EXERCISE DESCRIPTION: The response should consist of the data below, copied exactly, with no pictures in it.

Component data from apps and pages:
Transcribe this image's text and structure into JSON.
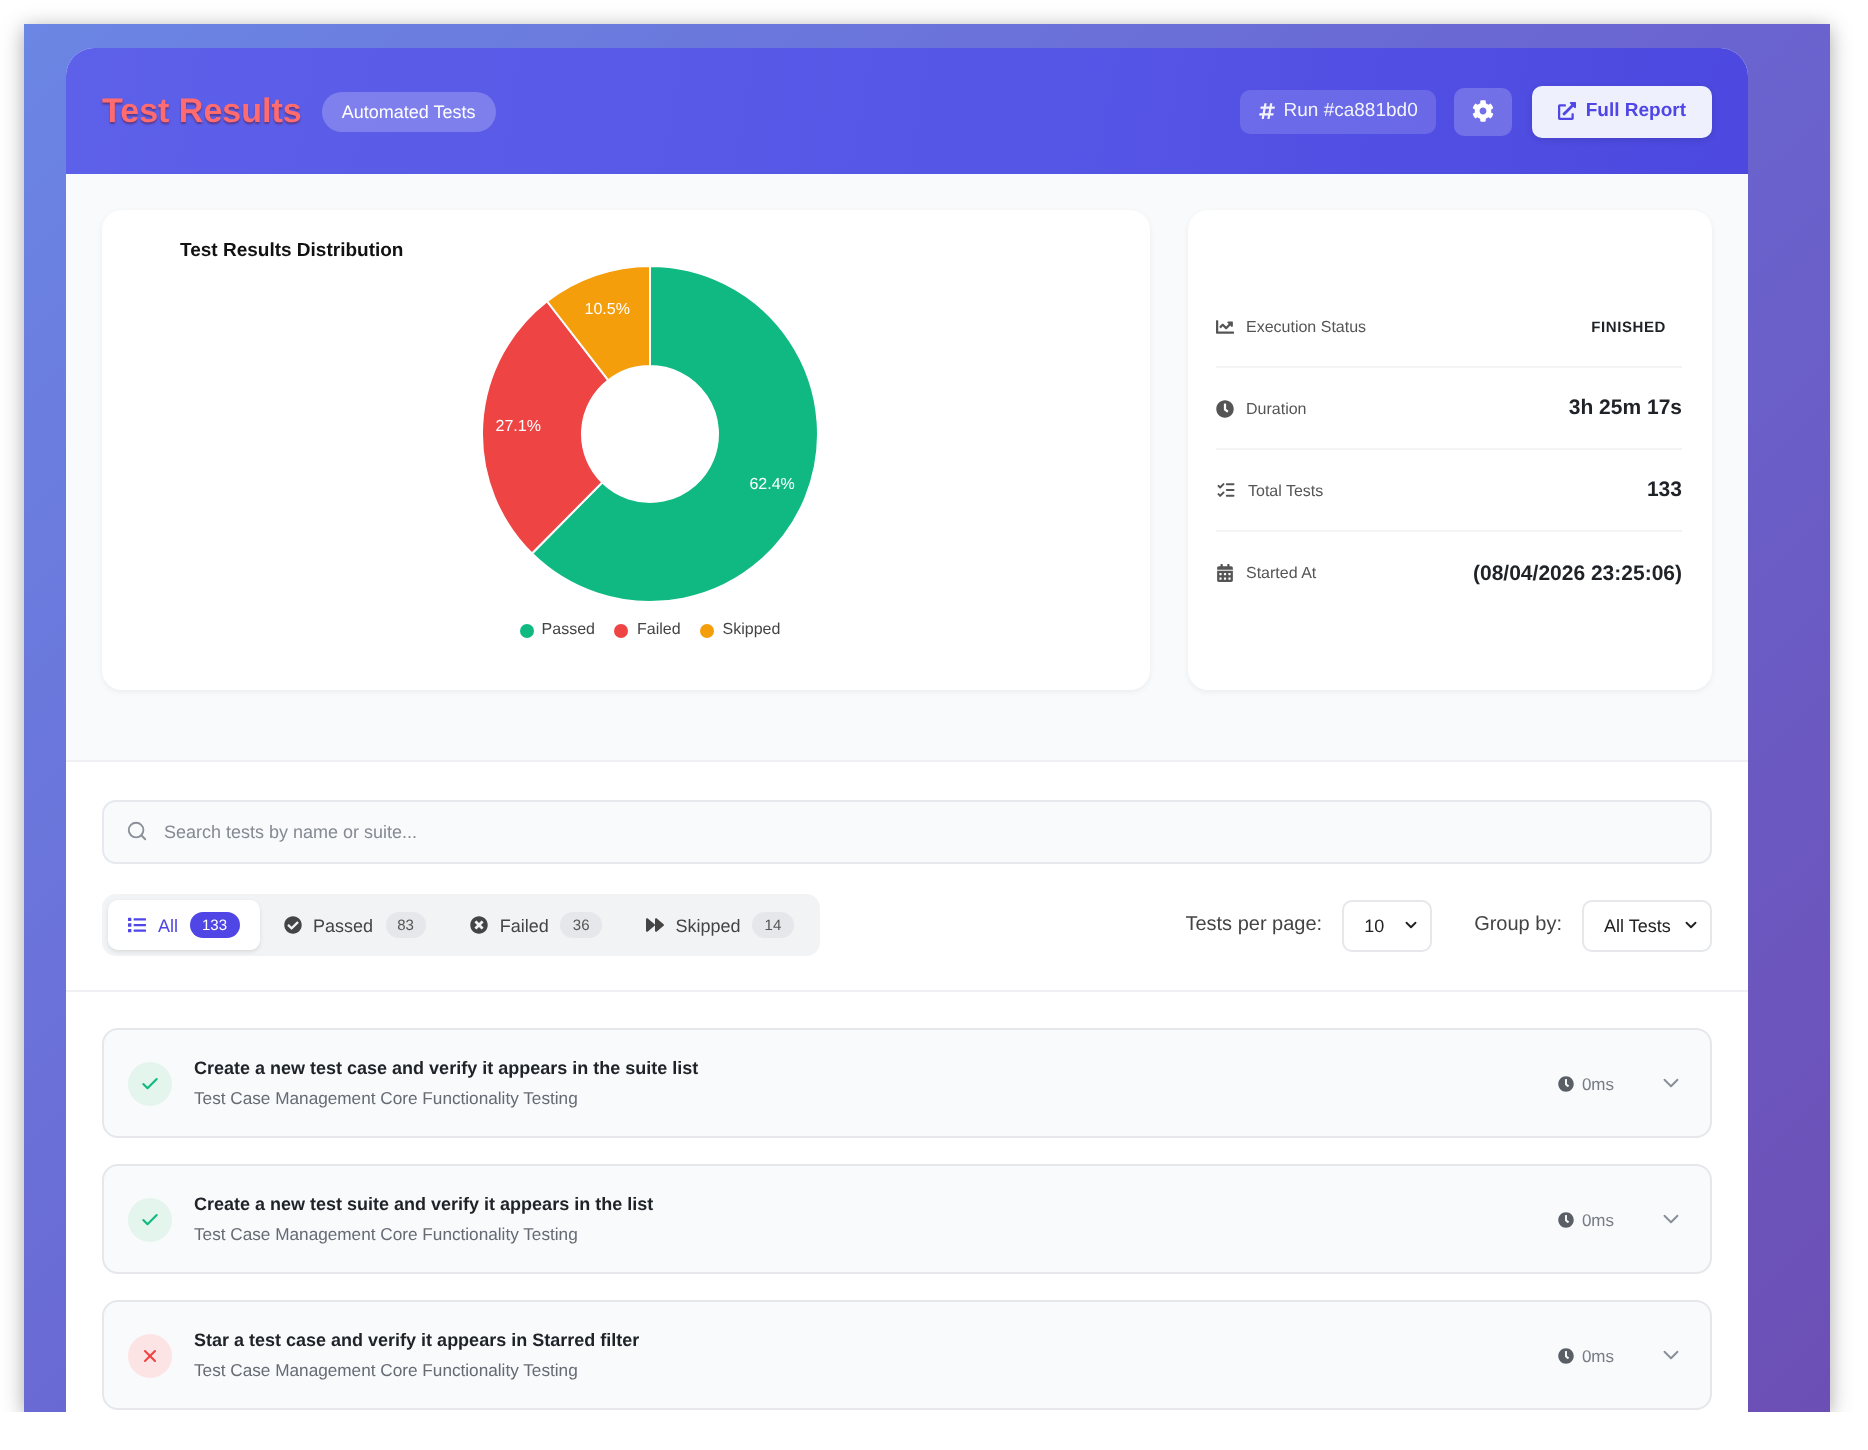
{
  "header": {
    "title": "Test Results",
    "badge": "Automated Tests",
    "run_id": "Run #ca881bd0",
    "report_button": "Full Report"
  },
  "chart": {
    "chart_data": {
      "type": "donut",
      "title": "Test Results Distribution",
      "categories": [
        "Passed",
        "Failed",
        "Skipped"
      ],
      "values": [
        62.4,
        27.1,
        10.5
      ],
      "value_labels": [
        "62.4%",
        "27.1%",
        "10.5%"
      ]
    },
    "legend": [
      {
        "color": "#10b981"
      },
      {
        "color": "#ef4444"
      },
      {
        "color": "#f59e0b"
      }
    ]
  },
  "stats": [
    {
      "kind": "status",
      "label": "Execution Status",
      "value": "FINISHED"
    },
    {
      "kind": "duration",
      "label": "Duration",
      "value": "3h 25m 17s"
    },
    {
      "kind": "count",
      "label": "Total Tests",
      "value": "133"
    },
    {
      "kind": "date",
      "label": "Started At",
      "value": "(08/04/2026 23:25:06)"
    }
  ],
  "search": {
    "placeholder": "Search tests by name or suite..."
  },
  "filters": [
    {
      "kind": "all",
      "label": "All",
      "count": "133",
      "selected": true
    },
    {
      "kind": "passed",
      "label": "Passed",
      "count": "83",
      "selected": false
    },
    {
      "kind": "failed",
      "label": "Failed",
      "count": "36",
      "selected": false
    },
    {
      "kind": "skipped",
      "label": "Skipped",
      "count": "14",
      "selected": false
    }
  ],
  "tests_per_page": {
    "label": "Tests per page:",
    "value": "10"
  },
  "group_by": {
    "label": "Group by:",
    "value": "All Tests"
  },
  "tests": [
    {
      "kind": "passed",
      "title": "Create a new test case and verify it appears in the suite list",
      "suite": "Test Case Management Core Functionality Testing",
      "duration": "0ms",
      "expanded": false
    },
    {
      "kind": "passed",
      "title": "Create a new test suite and verify it appears in the list",
      "suite": "Test Case Management Core Functionality Testing",
      "duration": "0ms",
      "expanded": false
    },
    {
      "kind": "failed",
      "title": "Star a test case and verify it appears in Starred filter",
      "suite": "Test Case Management Core Functionality Testing",
      "duration": "0ms",
      "expanded": false
    }
  ]
}
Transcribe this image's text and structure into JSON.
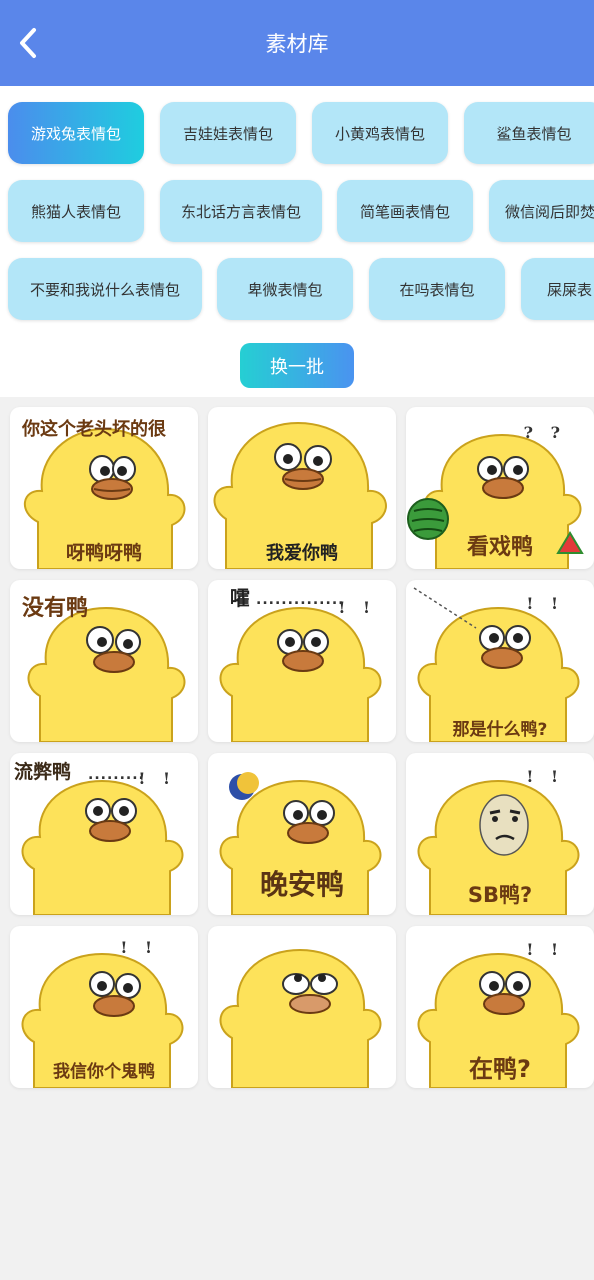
{
  "header": {
    "title": "素材库",
    "back_icon": "chevron-left-icon",
    "background": "#5a86ea"
  },
  "tags": [
    {
      "label": "游戏兔表情包",
      "active": true
    },
    {
      "label": "吉娃娃表情包",
      "active": false
    },
    {
      "label": "小黄鸡表情包",
      "active": false
    },
    {
      "label": "鲨鱼表情包",
      "active": false
    },
    {
      "label": "熊猫人表情包",
      "active": false
    },
    {
      "label": "东北话方言表情包",
      "active": false
    },
    {
      "label": "简笔画表情包",
      "active": false
    },
    {
      "label": "微信阅后即焚",
      "active": false
    },
    {
      "label": "不要和我说什么表情包",
      "active": false
    },
    {
      "label": "卑微表情包",
      "active": false
    },
    {
      "label": "在吗表情包",
      "active": false
    },
    {
      "label": "屎屎表",
      "active": false
    }
  ],
  "refresh_button": {
    "label": "换一批"
  },
  "stickers": [
    {
      "caption_top": "你这个老头坏的很",
      "caption_bottom": "呀鸭呀鸭"
    },
    {
      "caption_bottom": "我爱你鸭"
    },
    {
      "caption_bottom": "看戏鸭",
      "marks": "? ?"
    },
    {
      "caption_top": "没有鸭"
    },
    {
      "caption_top": "嚯",
      "marks": "! !"
    },
    {
      "caption_bottom": "那是什么鸭?",
      "marks": "! !"
    },
    {
      "caption_top": "流弊鸭",
      "marks": "! !"
    },
    {
      "caption_bottom": "晚安鸭"
    },
    {
      "caption_bottom": "SB鸭?",
      "marks": "! !"
    },
    {
      "caption_bottom": "我信你个鬼鸭",
      "marks": "! !"
    },
    {},
    {
      "caption_bottom": "在鸭?",
      "marks": "! !"
    }
  ]
}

EXERCISE ANSWER:
Transcribe this image's text and structure into JSON.
{
  "header": {
    "title": "Test Results",
    "badge": "Automated Tests",
    "run_id": "Run #ca881bd0",
    "report_button": "Full Report"
  },
  "chart": {
    "chart_data": {
      "type": "donut",
      "title": "Test Results Distribution",
      "categories": [
        "Passed",
        "Failed",
        "Skipped"
      ],
      "values": [
        62.4,
        27.1,
        10.5
      ],
      "value_labels": [
        "62.4%",
        "27.1%",
        "10.5%"
      ]
    },
    "legend": [
      {
        "color": "#10b981"
      },
      {
        "color": "#ef4444"
      },
      {
        "color": "#f59e0b"
      }
    ]
  },
  "stats": [
    {
      "kind": "status",
      "label": "Execution Status",
      "value": "FINISHED"
    },
    {
      "kind": "duration",
      "label": "Duration",
      "value": "3h 25m 17s"
    },
    {
      "kind": "count",
      "label": "Total Tests",
      "value": "133"
    },
    {
      "kind": "date",
      "label": "Started At",
      "value": "(08/04/2026 23:25:06)"
    }
  ],
  "search": {
    "placeholder": "Search tests by name or suite..."
  },
  "filters": [
    {
      "kind": "all",
      "label": "All",
      "count": "133",
      "selected": true
    },
    {
      "kind": "passed",
      "label": "Passed",
      "count": "83",
      "selected": false
    },
    {
      "kind": "failed",
      "label": "Failed",
      "count": "36",
      "selected": false
    },
    {
      "kind": "skipped",
      "label": "Skipped",
      "count": "14",
      "selected": false
    }
  ],
  "tests_per_page": {
    "label": "Tests per page:",
    "value": "10"
  },
  "group_by": {
    "label": "Group by:",
    "value": "All Tests"
  },
  "tests": [
    {
      "kind": "passed",
      "title": "Create a new test case and verify it appears in the suite list",
      "suite": "Test Case Management Core Functionality Testing",
      "duration": "0ms",
      "expanded": false
    },
    {
      "kind": "passed",
      "title": "Create a new test suite and verify it appears in the list",
      "suite": "Test Case Management Core Functionality Testing",
      "duration": "0ms",
      "expanded": false
    },
    {
      "kind": "failed",
      "title": "Star a test case and verify it appears in Starred filter",
      "suite": "Test Case Management Core Functionality Testing",
      "duration": "0ms",
      "expanded": false
    }
  ]
}
Transcribe this image's text and structure into JSON.
{
  "header": {
    "title": "素材库",
    "back_icon": "chevron-left-icon",
    "background": "#5a86ea"
  },
  "tags": [
    {
      "label": "游戏兔表情包",
      "active": true
    },
    {
      "label": "吉娃娃表情包",
      "active": false
    },
    {
      "label": "小黄鸡表情包",
      "active": false
    },
    {
      "label": "鲨鱼表情包",
      "active": false
    },
    {
      "label": "熊猫人表情包",
      "active": false
    },
    {
      "label": "东北话方言表情包",
      "active": false
    },
    {
      "label": "简笔画表情包",
      "active": false
    },
    {
      "label": "微信阅后即焚",
      "active": false
    },
    {
      "label": "不要和我说什么表情包",
      "active": false
    },
    {
      "label": "卑微表情包",
      "active": false
    },
    {
      "label": "在吗表情包",
      "active": false
    },
    {
      "label": "屎屎表",
      "active": false
    }
  ],
  "refresh_button": {
    "label": "换一批"
  },
  "stickers": [
    {
      "caption_top": "你这个老头坏的很",
      "caption_bottom": "呀鸭呀鸭"
    },
    {
      "caption_bottom": "我爱你鸭"
    },
    {
      "caption_bottom": "看戏鸭",
      "marks": "? ?"
    },
    {
      "caption_top": "没有鸭"
    },
    {
      "caption_top": "嚯",
      "marks": "! !"
    },
    {
      "caption_bottom": "那是什么鸭?",
      "marks": "! !"
    },
    {
      "caption_top": "流弊鸭",
      "marks": "! !"
    },
    {
      "caption_bottom": "晚安鸭"
    },
    {
      "caption_bottom": "SB鸭?",
      "marks": "! !"
    },
    {
      "caption_bottom": "我信你个鬼鸭",
      "marks": "! !"
    },
    {},
    {
      "caption_bottom": "在鸭?",
      "marks": "! !"
    }
  ]
}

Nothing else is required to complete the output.